= Beginning of Section =

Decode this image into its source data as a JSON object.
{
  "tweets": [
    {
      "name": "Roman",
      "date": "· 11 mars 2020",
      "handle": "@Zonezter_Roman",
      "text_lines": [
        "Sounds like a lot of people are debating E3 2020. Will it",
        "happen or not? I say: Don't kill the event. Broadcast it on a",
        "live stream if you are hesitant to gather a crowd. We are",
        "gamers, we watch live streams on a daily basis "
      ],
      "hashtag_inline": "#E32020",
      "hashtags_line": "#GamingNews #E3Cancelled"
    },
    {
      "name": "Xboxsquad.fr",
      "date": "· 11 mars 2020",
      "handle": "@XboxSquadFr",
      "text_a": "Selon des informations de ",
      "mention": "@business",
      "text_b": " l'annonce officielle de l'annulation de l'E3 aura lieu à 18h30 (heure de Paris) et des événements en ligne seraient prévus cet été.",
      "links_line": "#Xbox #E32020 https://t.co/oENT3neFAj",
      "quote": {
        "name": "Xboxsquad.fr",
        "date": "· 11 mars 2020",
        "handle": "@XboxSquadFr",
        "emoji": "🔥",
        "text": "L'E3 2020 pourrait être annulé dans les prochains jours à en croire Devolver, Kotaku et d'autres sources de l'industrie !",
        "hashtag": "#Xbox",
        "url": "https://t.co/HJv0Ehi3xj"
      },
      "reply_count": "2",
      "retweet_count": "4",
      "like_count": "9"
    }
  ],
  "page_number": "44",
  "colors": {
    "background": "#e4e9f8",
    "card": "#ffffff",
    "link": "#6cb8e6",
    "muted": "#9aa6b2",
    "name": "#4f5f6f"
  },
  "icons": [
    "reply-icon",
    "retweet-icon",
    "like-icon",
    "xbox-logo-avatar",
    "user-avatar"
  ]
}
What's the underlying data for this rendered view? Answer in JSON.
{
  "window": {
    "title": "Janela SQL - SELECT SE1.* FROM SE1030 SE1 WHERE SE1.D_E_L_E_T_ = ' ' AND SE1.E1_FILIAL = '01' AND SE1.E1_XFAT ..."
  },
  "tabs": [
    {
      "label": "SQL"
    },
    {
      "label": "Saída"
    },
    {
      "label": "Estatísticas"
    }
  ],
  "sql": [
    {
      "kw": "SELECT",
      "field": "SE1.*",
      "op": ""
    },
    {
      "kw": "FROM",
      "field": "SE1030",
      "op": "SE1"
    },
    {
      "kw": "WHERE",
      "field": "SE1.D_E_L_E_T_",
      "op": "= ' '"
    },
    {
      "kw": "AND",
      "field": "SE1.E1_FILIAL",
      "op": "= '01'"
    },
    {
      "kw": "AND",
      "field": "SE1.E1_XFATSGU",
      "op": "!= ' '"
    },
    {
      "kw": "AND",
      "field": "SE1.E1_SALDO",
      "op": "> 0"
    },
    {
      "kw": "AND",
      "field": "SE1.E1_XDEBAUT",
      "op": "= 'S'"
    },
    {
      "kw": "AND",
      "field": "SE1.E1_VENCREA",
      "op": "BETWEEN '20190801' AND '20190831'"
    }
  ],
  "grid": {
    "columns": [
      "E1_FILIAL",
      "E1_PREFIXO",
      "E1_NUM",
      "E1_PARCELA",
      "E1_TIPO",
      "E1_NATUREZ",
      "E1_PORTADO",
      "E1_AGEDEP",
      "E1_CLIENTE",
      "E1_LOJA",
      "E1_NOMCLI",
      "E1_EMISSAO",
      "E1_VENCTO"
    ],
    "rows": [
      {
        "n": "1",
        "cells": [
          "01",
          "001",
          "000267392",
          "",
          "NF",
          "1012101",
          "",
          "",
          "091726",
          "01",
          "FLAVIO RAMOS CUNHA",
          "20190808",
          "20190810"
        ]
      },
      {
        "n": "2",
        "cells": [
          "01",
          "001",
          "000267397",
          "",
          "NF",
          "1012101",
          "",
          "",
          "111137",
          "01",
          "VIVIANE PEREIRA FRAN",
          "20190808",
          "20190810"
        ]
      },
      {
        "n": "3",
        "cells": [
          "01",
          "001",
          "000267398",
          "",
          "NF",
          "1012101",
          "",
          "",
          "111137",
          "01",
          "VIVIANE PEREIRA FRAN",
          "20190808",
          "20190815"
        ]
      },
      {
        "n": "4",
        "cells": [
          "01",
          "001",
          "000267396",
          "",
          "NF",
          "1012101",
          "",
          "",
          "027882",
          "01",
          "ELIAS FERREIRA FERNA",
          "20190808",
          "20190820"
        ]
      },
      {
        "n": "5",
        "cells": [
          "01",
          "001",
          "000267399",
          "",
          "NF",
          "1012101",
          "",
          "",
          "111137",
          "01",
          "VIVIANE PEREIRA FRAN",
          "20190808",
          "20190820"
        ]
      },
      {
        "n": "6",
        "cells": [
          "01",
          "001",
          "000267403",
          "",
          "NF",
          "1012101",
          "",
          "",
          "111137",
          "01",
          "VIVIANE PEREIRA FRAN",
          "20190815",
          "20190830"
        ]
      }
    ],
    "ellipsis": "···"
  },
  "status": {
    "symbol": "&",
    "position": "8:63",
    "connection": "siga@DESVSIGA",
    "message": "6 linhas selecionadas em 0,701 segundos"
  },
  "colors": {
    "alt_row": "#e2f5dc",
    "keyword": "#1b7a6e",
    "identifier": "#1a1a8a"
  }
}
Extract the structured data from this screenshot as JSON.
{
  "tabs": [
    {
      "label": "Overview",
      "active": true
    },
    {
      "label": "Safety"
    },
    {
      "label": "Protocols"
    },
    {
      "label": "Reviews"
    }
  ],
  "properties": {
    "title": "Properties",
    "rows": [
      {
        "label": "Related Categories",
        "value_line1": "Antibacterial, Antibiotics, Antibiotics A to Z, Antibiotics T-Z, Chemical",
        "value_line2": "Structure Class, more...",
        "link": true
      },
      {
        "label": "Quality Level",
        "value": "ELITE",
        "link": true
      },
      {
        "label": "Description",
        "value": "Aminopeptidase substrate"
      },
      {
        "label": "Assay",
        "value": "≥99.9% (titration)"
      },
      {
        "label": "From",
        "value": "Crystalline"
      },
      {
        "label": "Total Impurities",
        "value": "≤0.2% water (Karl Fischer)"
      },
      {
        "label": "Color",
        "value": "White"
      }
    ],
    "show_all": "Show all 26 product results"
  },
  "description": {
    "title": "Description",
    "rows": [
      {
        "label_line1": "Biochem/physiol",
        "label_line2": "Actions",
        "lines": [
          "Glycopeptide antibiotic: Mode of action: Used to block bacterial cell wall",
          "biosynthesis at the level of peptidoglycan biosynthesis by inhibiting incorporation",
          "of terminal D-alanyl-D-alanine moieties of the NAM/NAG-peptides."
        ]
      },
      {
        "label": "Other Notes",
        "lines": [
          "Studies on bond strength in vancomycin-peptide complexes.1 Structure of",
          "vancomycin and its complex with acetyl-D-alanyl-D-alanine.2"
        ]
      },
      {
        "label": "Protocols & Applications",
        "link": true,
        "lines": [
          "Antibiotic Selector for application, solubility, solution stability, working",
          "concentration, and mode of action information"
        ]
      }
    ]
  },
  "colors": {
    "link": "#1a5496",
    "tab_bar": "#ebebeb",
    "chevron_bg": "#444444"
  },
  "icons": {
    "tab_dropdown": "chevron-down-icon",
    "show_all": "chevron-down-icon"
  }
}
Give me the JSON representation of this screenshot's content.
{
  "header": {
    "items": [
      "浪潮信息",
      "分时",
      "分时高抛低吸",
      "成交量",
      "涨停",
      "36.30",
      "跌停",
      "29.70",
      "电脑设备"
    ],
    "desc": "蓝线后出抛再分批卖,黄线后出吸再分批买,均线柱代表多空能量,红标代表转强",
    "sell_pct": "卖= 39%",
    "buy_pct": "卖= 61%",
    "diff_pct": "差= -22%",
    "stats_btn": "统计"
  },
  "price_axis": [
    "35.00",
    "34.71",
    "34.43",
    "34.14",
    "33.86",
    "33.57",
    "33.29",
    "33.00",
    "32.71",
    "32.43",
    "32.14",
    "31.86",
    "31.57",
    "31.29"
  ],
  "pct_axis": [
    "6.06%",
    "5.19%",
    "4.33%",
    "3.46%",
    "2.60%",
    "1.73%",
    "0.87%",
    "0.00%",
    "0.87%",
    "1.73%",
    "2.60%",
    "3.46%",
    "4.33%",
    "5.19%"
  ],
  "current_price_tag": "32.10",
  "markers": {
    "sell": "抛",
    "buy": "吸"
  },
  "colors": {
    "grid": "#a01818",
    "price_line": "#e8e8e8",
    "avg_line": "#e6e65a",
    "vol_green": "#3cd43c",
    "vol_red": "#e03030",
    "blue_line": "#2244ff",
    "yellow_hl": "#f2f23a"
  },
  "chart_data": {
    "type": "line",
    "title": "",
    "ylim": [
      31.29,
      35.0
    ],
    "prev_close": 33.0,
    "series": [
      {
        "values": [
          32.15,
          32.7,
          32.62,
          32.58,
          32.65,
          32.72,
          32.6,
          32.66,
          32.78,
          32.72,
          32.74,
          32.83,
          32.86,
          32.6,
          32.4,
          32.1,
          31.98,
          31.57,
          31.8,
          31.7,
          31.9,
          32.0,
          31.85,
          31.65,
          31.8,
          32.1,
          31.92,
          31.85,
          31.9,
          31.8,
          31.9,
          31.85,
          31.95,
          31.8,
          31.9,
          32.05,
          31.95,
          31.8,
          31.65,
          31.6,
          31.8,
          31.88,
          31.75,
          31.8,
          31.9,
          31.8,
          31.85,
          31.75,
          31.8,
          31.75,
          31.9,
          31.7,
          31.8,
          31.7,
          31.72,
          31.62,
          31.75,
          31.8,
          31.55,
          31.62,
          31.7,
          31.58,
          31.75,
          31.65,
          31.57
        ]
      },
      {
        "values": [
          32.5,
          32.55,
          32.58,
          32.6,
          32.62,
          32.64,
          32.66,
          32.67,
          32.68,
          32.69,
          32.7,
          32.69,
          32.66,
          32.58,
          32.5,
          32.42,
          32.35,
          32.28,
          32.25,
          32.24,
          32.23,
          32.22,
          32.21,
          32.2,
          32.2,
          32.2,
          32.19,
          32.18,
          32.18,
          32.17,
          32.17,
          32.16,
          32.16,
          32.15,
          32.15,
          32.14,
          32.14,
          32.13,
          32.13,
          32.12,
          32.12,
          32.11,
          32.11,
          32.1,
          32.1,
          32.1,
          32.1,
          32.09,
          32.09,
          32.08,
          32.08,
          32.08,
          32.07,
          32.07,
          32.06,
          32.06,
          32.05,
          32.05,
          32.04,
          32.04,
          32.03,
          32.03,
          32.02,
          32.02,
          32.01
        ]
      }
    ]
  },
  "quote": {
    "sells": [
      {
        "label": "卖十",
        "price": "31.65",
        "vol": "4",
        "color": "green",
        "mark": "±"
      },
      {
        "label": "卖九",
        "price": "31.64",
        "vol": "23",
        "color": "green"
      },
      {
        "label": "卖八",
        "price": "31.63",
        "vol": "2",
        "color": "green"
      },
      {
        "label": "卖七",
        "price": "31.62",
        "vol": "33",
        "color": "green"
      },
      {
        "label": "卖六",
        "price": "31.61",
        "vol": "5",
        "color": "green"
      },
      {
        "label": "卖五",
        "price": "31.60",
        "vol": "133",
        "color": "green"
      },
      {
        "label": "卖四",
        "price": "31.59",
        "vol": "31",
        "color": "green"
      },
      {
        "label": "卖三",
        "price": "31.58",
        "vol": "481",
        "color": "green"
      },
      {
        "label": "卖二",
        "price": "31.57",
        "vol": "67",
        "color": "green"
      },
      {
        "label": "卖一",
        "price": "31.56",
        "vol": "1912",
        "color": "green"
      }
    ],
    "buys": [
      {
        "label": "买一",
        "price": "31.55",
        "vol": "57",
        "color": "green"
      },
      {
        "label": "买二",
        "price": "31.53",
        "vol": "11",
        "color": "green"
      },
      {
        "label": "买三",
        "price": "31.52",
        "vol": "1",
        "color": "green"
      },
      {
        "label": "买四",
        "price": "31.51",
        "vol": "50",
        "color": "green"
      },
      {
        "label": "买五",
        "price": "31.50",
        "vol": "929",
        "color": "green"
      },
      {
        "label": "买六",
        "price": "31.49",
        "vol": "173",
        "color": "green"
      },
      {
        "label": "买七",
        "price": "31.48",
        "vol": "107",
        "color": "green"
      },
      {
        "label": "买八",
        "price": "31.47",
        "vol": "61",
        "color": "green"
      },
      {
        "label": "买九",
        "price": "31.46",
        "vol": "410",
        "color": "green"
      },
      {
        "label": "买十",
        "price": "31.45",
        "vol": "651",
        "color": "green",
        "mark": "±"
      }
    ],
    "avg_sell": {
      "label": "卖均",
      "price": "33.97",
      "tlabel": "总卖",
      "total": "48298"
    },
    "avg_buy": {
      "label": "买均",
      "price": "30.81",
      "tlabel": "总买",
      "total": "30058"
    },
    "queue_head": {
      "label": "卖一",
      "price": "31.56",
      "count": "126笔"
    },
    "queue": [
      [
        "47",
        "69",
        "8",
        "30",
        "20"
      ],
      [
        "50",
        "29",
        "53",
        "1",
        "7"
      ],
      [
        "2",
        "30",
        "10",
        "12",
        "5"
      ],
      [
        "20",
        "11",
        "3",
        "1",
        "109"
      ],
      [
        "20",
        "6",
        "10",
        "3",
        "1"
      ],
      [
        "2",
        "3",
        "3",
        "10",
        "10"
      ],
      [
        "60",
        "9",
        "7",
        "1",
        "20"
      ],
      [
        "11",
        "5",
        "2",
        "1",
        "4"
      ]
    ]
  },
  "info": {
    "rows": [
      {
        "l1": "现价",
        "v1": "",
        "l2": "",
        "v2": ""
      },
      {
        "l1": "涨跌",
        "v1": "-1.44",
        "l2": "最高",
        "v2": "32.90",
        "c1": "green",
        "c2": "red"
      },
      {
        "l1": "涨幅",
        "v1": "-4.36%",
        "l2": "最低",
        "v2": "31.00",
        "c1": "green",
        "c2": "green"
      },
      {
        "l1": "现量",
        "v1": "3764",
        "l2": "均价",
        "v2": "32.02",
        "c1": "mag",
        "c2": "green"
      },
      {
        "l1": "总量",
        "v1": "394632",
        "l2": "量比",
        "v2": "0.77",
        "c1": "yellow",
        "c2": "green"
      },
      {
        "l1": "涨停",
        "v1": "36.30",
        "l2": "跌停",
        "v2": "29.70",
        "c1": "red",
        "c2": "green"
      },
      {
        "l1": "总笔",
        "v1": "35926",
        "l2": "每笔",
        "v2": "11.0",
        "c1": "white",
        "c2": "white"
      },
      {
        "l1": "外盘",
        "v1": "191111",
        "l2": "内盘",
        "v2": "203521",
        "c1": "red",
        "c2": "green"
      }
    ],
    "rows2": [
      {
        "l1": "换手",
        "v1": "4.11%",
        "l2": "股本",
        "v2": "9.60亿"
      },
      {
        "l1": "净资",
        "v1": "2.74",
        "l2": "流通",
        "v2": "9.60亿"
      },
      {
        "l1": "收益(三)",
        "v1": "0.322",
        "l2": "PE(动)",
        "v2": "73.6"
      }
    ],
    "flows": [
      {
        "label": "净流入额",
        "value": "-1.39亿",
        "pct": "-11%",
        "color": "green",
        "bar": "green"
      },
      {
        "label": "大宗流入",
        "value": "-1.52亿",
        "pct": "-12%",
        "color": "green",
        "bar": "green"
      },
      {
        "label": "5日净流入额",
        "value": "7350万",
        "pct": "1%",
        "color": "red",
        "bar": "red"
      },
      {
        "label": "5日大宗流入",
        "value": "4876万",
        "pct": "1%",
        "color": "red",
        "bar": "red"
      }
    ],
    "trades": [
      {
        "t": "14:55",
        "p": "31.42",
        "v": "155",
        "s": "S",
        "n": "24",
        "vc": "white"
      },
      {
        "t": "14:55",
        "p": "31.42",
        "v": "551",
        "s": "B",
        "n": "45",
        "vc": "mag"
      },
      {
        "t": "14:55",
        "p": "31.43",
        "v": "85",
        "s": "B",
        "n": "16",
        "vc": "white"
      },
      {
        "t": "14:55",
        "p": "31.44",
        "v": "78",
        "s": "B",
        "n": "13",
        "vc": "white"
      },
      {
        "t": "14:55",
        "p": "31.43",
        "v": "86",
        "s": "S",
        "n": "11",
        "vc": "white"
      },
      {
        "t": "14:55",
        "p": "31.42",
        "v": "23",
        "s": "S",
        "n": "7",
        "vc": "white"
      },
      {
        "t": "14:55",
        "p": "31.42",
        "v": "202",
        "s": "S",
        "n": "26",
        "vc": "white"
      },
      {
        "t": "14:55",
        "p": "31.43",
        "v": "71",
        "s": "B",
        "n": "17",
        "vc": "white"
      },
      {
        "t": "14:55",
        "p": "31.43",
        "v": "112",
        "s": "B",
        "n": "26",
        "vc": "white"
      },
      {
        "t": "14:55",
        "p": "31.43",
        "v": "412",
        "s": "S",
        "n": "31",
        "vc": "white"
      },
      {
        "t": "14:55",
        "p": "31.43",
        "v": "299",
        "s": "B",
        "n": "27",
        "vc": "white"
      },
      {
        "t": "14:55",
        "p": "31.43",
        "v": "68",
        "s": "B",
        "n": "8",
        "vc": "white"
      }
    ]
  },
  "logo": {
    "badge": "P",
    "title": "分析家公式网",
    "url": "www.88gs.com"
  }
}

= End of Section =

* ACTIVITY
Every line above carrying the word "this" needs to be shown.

* EXERCISE ANSWER
Decode this image into its source data as a JSON object.
What's the underlying data for this rendered view? Answer in JSON.
Extract the structured data from this screenshot as JSON.
Give me the JSON representation of this screenshot's content.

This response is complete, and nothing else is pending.